drawn with a check mark inside. If the checkbutton is not selected, │
then the indicator is drawn with a deselected appearance, and the asso‐ │
ciated variable is set to a different value (typically 0). Under Unix, │
the indicator is drawn with a raised relief and no special color. │
Under Windows, the indicator is drawn without a check mark inside. By
default, the name of the variable associated with a checkbutton is the
same as the name used to create the checkbutton. The variable name,
and the ``on'' and ``off'' values stored in it, may be modified with
options on the command line or in the option database. Configuration
options may also be used to modify the way the indicator is displayed
(or whether it is displayed at all). By default a checkbutton is con‐
figured to select and deselect itself on alternate button clicks. In
addition, each checkbutton monitors its associated variable and auto‐
matically selects and deselects itself when the variables value changes
to and from the button's ``on'' value.
The checkbutton command creates a new Tcl command whose name is path‐
Name. This command may be used to invoke various operations on the
widget. It has the following general form:
pathName option ?arg arg ...?
Option and the args determine the exact behavior of the command. The
following commands are possible for checkbutton widgets:
pathName cget option
Returns the current value of the configuration option given by
option. Option may have any of the values accepted by the
pathName configure ?option? ?value option value ...?
Query or modify the configuration options of the widget. If no
option is specified, returns a list describing all of the avail‐
able options for pathName (see Tk_ConfigureInfo for information
on the format of this list). If option is specified with no
value, then the command returns a list describing the one named
option (this list will be identical to the corresponding sublist
of the value returned if no option is specified). If one or
more option-value pairs are specified, then the command modifies
the given widget option(s) to have the given value(s); in this
case the command returns an empty string. Option may have any
of the values accepted by the checkbutton command.
Deselects the checkbutton and sets the associated variable to
its ``off'' value.
Flashes the checkbutton. This is accomplished by redisplaying
the checkbutton several times, alternating between active and
normal colors. At the end of the flash the checkbutton is left
in the same normal/active state as when the command was invoked.
This command is ignored if the checkbutton's state is disabled.
Does just what would have happened if the user invoked the
checkbutton with the mouse: toggle the selection state of the
button and invoke the Tcl command associated with the checkbut‐
ton, if there is one. The return value is the return value from
the Tcl command, or an empty string if there is no command asso‐
ciated with the checkbutton. This command is ignored if the
checkbutton's state is disabled.
Selects the checkbutton and sets the associated variable to its
Toggles the selection state of the button, redisplaying it and
modifying its associated variable to reflect the new state.

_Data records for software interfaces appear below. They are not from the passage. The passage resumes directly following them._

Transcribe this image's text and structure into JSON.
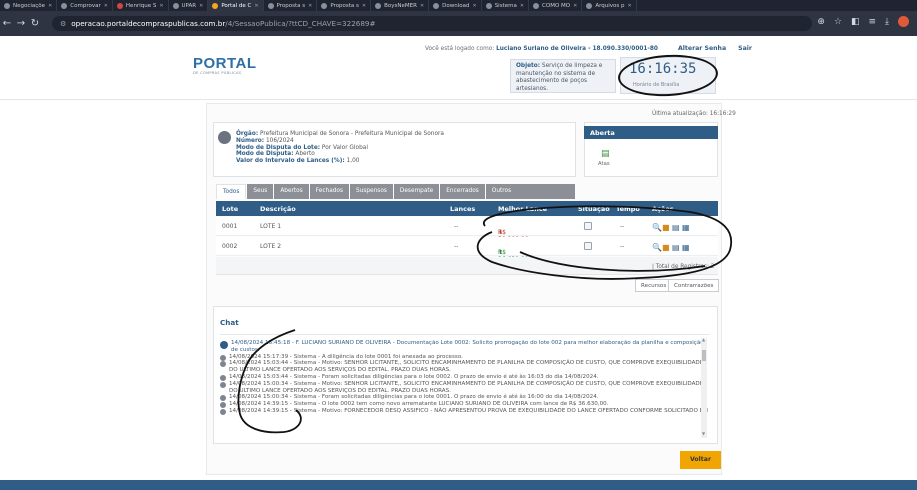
{
  "browser": {
    "tabs": [
      {
        "label": "Negociaçõe"
      },
      {
        "label": "Comprovar"
      },
      {
        "label": "Henrique S"
      },
      {
        "label": "UPAR"
      },
      {
        "label": "Portal de C",
        "active": true
      },
      {
        "label": "Proposta s"
      },
      {
        "label": "Proposta s"
      },
      {
        "label": "BoysNeMER"
      },
      {
        "label": "Download"
      },
      {
        "label": "Sistema"
      },
      {
        "label": "COMO MO"
      },
      {
        "label": "Arquivos p"
      }
    ],
    "url_host": "operacao.portaldecompraspublicas.com.br",
    "url_path": "/4/SessaoPublica/?ttCD_CHAVE=322689#"
  },
  "header": {
    "logo_main": "PORTAL",
    "logo_sub": "DE COMPRAS PÚBLICAS",
    "logged_prefix": "Você está logado como:",
    "logged_user": "Luciano Suriano de Oliveira - 18.090.330/0001-80",
    "alterar_senha": "Alterar Senha",
    "sair": "Sair",
    "objeto_label": "Objeto:",
    "objeto_text": "Serviço de limpeza e manutenção no sistema de abastecimento de poços artesianos.",
    "clock_time": "16:16:35",
    "clock_label": "Horário de Brasília"
  },
  "process": {
    "last_update": "Última atualização: 16:16:29",
    "orgao_label": "Órgão:",
    "orgao": "Prefeitura Municipal de Sonora - Prefeitura Municipal de Sonora",
    "numero_label": "Número:",
    "numero": "106/2024",
    "modo_lote_label": "Modo de Disputa do Lote:",
    "modo_lote": "Por Valor Global",
    "modo_label": "Modo de Disputa:",
    "modo": "Aberto",
    "intervalo_label": "Valor do Intervalo de Lances (%):",
    "intervalo": "1,00",
    "status": "Aberta",
    "atas_label": "Atas"
  },
  "filter_tabs": [
    "Todos",
    "Seus",
    "Abertos",
    "Fechados",
    "Suspensos",
    "Desempate",
    "Encerrados",
    "Outros"
  ],
  "table": {
    "headers": [
      "Lote",
      "Descrição",
      "Lances",
      "Melhor Lance",
      "Situação",
      "Tempo",
      "Ações"
    ],
    "rows": [
      {
        "lote": "0001",
        "descricao": "LOTE 1",
        "lances": "--",
        "melhor_lance": "R$ 50.000,00",
        "tempo": "--",
        "trend": "down"
      },
      {
        "lote": "0002",
        "descricao": "LOTE 2",
        "lances": "--",
        "melhor_lance": "R$ 36.630,00",
        "tempo": "--",
        "trend": "up"
      }
    ],
    "total": "| Total de Registros: 2",
    "recursos": "Recursos",
    "contrarrazoes": "Contrarrazões"
  },
  "chat": {
    "title": "Chat",
    "messages": [
      "14/08/2024 15:45:18 - F. LUCIANO SURIANO DE OLIVEIRA - Documentação Lote 0002: Solicito prorrogação do lote 002 para melhor elaboração da planilha e composição de custos.",
      "14/08/2024 15:17:39 - Sistema - A diligência do lote 0001 foi anexada ao processo.",
      "14/08/2024 15:03:44 - Sistema - Motivo: SENHOR LICITANTE,, SOLICITO ENCAMINHAMENTO DE PLANILHA DE COMPOSIÇÃO DE CUSTO, QUE COMPROVE EXEQUIBILIDADE DO ULTIMO LANCE OFERTADO AOS SERVIÇOS DO EDITAL. PRAZO DUAS HORAS.",
      "14/08/2024 15:03:44 - Sistema - Foram solicitadas diligências para o lote 0002. O prazo de envio é até às 16:03 do dia 14/08/2024.",
      "14/08/2024 15:00:34 - Sistema - Motivo: SENHOR LICITANTE,, SOLICITO ENCAMINHAMENTO DE PLANILHA DE COMPOSIÇÃO DE CUSTO, QUE COMPROVE EXEQUIBILIDADE DO ULTIMO LANCE OFERTADO AOS SERVIÇOS DO EDITAL. PRAZO DUAS HORAS.",
      "14/08/2024 15:00:34 - Sistema - Foram solicitadas diligências para o lote 0001. O prazo de envio é até às 16:00 do dia 14/08/2024.",
      "14/08/2024 14:39:15 - Sistema - O lote 0002 tem como novo arrematante LUCIANO SURIANO DE OLIVEIRA com lance de R$ 36.630,00.",
      "14/08/2024 14:39:15 - Sistema - Motivo: FORNECEDOR DESQ ASSIFICO - NÃO APRESENTOU PROVA DE EXEQUIBILIDADE DO LANCE OFERTADO CONFORME SOLICITADO EM"
    ]
  },
  "voltar": "Voltar",
  "colors": {
    "primary": "#2f5d86",
    "accent": "#f0a500",
    "red": "#c0392b",
    "green": "#2e8b3e"
  }
}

Tk automatically creates class bindings for checkbuttons that give them
the following default behavior: │
On Unix systems, a checkbutton activates whenever the mouse │
passes over it and deactivates whenever the mouse leaves the │
checkbutton. On Mac and Windows systems, when mouse button 1 is │
pressed over a checkbutton, the button activates whenever the │
mouse pointer is inside the button, and deactivates whenever the │
mouse pointer leaves the button.
 When mouse button 1 is pressed over a checkbutton, it is invoked
(its selection state toggles and the command associated with the
button is invoked, if there is one). │
When a checkbutton has the input focus, the space key causes the │
checkbutton to be invoked. Under Windows, there are additional │
key bindings; plus (+) and equal (=) select the button, and │
minus (-) deselects the button.
If the checkbutton's state is disabled then none of the above actions
occur: the checkbutton is completely non-responsive.
The behavior of checkbuttons can be changed by defining new bindings
for individual widgets or by redefining the class bindings.
Tk 4.4 checkbutton(n)